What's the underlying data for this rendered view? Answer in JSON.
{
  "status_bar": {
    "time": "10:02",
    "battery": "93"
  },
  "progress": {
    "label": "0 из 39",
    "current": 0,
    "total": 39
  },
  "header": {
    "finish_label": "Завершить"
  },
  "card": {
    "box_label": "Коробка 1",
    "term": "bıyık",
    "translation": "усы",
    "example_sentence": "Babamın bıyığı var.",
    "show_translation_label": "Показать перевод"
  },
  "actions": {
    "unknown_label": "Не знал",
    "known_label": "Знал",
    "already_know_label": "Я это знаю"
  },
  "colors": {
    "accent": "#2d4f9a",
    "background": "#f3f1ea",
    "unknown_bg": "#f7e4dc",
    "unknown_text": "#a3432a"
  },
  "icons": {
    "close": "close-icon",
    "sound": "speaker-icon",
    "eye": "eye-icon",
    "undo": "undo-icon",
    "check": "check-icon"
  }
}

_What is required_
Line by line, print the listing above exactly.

_Response area_
What's the underlying data for this rendered view? Answer in JSON.
{
  "status_bar": {
    "time": "10:02",
    "battery": "93"
  },
  "progress": {
    "label": "0 из 39",
    "current": 0,
    "total": 39
  },
  "header": {
    "finish_label": "Завершить"
  },
  "card": {
    "box_label": "Коробка 1",
    "term": "bıyık",
    "translation": "усы",
    "example_sentence": "Babamın bıyığı var.",
    "show_translation_label": "Показать перевод"
  },
  "actions": {
    "unknown_label": "Не знал",
    "known_label": "Знал",
    "already_know_label": "Я это знаю"
  },
  "colors": {
    "accent": "#2d4f9a",
    "background": "#f3f1ea",
    "unknown_bg": "#f7e4dc",
    "unknown_text": "#a3432a"
  },
  "icons": {
    "close": "close-icon",
    "sound": "speaker-icon",
    "eye": "eye-icon",
    "undo": "undo-icon",
    "check": "check-icon"
  }
}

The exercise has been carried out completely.